Nuance is the enemy of the demagogue. Carefully thought-out decisions must be replaced by emotional outrage in order for their tactics to work. If people slowed down, read books, studied history and political science, and consulted experts, the playing field would shift from Pathos to Logos. But too much Logos was what Obama was criticized for in his campaign–he was too “academic,” they said. Finally his slogan was reduced from “Change we can believe” to just a picture of his face with one single word: “Change.” Or “believe.” Or “hope.” Lacking experience in politics, a promise for a better future after two terms of Bush Jr was a strong message.

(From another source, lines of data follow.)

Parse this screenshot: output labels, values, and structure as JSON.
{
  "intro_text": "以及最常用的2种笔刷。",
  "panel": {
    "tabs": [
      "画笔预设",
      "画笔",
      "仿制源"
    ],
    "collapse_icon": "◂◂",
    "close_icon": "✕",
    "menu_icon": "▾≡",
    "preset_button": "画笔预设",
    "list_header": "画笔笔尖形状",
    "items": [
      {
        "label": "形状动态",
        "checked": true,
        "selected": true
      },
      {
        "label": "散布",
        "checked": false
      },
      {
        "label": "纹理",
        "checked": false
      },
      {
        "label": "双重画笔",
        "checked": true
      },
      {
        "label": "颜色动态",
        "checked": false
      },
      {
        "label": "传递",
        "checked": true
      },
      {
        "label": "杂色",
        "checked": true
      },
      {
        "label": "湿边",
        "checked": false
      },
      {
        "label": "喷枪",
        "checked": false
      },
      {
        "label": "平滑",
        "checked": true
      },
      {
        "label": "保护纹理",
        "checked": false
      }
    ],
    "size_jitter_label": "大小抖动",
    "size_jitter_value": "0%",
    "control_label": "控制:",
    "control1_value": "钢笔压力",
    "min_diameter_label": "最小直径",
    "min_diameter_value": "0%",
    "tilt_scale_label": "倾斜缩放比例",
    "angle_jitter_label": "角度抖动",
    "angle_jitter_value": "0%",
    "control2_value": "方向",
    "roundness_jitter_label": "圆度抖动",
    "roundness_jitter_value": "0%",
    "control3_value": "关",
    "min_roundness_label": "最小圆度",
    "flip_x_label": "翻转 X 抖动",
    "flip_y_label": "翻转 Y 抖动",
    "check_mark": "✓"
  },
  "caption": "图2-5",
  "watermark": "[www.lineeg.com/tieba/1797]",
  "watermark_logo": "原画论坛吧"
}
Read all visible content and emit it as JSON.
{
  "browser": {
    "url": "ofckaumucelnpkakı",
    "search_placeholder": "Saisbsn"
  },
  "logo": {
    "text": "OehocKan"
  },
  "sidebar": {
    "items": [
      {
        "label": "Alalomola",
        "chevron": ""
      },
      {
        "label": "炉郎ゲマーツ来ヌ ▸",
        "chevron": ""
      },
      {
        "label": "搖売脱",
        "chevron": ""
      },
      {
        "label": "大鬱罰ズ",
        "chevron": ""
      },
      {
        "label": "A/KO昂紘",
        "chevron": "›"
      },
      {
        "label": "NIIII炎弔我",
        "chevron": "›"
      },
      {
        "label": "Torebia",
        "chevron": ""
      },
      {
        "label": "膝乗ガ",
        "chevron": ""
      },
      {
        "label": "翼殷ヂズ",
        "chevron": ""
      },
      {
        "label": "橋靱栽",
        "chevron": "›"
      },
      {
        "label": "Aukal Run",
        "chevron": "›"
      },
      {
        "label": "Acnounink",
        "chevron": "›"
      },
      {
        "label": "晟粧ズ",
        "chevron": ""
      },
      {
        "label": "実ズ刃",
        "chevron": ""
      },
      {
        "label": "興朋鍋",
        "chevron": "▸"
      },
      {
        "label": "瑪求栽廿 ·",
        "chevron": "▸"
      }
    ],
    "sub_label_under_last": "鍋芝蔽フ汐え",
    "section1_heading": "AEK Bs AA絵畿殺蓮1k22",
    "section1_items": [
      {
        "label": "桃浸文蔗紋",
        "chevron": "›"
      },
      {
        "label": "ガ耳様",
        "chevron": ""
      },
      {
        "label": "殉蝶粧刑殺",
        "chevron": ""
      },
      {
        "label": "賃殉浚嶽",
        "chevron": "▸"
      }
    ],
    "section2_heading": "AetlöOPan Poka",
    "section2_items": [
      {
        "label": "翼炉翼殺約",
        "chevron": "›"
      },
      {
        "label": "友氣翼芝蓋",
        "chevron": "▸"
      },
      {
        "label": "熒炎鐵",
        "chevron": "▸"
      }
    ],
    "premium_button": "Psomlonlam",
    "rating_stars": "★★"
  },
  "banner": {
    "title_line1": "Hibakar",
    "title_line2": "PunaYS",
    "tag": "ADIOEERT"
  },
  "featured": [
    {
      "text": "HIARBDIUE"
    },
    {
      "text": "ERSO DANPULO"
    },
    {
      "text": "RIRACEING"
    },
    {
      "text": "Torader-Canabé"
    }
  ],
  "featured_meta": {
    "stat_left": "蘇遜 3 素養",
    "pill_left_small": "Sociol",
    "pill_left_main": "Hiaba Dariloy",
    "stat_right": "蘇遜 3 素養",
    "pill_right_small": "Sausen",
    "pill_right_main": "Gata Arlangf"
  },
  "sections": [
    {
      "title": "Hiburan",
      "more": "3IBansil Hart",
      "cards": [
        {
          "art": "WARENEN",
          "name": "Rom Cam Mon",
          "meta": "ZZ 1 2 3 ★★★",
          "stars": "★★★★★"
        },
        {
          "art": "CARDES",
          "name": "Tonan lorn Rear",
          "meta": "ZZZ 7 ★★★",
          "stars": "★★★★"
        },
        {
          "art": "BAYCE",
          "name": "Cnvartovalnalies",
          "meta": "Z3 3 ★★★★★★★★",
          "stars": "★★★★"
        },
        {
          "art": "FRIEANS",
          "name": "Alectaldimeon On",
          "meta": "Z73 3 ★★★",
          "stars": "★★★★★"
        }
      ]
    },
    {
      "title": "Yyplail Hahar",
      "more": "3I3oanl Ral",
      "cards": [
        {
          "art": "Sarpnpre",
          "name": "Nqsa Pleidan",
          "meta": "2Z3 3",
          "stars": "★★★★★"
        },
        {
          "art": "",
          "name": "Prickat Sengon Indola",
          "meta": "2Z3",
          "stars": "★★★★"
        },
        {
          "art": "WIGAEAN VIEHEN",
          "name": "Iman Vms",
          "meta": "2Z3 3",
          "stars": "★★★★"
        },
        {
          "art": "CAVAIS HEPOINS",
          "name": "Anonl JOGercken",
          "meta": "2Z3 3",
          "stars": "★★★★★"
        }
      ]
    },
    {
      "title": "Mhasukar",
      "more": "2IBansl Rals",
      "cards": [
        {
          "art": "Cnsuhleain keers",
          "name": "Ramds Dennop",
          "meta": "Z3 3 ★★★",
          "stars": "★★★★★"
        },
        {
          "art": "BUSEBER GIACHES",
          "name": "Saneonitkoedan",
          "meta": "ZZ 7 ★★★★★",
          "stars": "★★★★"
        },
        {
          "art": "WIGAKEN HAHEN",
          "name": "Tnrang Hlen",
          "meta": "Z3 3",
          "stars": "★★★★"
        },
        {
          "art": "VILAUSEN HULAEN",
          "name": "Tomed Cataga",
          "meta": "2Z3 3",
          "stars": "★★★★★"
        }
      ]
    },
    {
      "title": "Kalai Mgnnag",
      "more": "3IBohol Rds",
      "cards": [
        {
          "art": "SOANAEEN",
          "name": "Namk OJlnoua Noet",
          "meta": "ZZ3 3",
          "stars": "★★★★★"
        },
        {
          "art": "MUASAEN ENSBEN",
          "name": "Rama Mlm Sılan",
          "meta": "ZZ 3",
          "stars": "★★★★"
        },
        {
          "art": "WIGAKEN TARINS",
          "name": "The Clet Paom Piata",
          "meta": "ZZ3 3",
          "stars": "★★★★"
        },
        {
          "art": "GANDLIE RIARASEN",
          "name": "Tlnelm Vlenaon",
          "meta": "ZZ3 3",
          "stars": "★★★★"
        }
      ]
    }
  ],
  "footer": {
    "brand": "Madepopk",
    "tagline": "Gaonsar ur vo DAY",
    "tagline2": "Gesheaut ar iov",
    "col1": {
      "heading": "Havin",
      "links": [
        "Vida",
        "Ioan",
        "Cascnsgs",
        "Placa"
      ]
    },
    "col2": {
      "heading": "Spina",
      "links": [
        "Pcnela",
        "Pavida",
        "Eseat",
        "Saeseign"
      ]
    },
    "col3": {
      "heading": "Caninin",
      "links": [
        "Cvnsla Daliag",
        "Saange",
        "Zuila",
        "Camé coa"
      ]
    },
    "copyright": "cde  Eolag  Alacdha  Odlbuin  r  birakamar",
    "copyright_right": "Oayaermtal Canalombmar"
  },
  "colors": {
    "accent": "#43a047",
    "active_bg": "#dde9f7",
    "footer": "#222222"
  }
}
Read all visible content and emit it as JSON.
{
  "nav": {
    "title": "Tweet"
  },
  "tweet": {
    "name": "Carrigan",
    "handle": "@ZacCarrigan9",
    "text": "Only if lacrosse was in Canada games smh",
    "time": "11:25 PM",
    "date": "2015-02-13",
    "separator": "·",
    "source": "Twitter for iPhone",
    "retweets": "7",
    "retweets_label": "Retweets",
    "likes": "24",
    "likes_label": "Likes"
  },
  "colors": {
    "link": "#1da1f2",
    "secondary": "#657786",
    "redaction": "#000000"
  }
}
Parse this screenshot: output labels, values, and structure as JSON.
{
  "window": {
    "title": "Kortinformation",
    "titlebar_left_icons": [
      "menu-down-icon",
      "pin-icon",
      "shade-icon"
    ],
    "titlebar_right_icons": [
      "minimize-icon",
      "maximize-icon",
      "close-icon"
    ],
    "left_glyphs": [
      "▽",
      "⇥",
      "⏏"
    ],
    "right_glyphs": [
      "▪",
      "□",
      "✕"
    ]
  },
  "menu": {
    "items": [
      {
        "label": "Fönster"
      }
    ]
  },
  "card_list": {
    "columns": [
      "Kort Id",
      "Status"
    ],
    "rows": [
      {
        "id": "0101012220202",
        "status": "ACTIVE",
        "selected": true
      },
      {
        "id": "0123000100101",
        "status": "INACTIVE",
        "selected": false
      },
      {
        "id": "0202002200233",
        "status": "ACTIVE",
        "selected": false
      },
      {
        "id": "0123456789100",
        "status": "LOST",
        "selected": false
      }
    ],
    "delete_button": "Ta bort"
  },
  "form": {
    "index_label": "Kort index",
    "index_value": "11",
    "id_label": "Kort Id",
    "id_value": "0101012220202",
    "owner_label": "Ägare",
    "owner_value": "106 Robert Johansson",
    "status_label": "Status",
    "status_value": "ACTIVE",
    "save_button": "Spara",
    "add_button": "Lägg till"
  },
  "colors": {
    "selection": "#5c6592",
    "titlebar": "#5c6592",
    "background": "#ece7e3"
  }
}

So the next time you try engaging in deep conversation with an average person, don’t be surprised if the conversation is limited to basically sloganeering and regurgitated political party motifs. America is still experiencing the pains of a Republic (if we can hold on to it). The world isn’t perfect. Ignorance is a common norm throughout human history, and manipulation a repeated theme in politics. Just stay calm and try to help the person grow intellectually with bigger, more general concepts, like reading books, studying history, and not worrying about what the “other” is doing or saying, because they won’t change that. There’s a circle of concern and a circle of control. Wasting time on the constantly changing, daily news cycle won’t help you or anybody develop a deeper understanding. But chipping away at a book certainly can.
One area I’ve personally found success in adding nuance to conservative views is Israel. Granted, the individual has to be open minded in the first place–meaning, they’re willing to consider new ideas and change their opinion, when presented with convincing facts. I gave Weir’s book, “Against Our Better Judgement,” to a politically-active Evangelical Republican, and he did a complete 180 on his views on Israel. Granted, he’s open minded. He’s willing to talk. He’s calm and a bit older and wiser than the average Joe. After finishing it, he told me he had a dilemma: he believes the Bible is inerrant, so how does he reconcile that with Israel being “God’s chosen people?” I told him that God’s covenant has stipulations, and they broke their end of the covenant, not God. He was satisfied with that explanation.
For the hyper-emotional types, you may just want to focus on major concepts, like what it means to be open minded, staying calm, media literacy, and why it’s important to consult experts.
As a finisher, I’ll leave you with a few personal book recommendations on politics and foreign policy.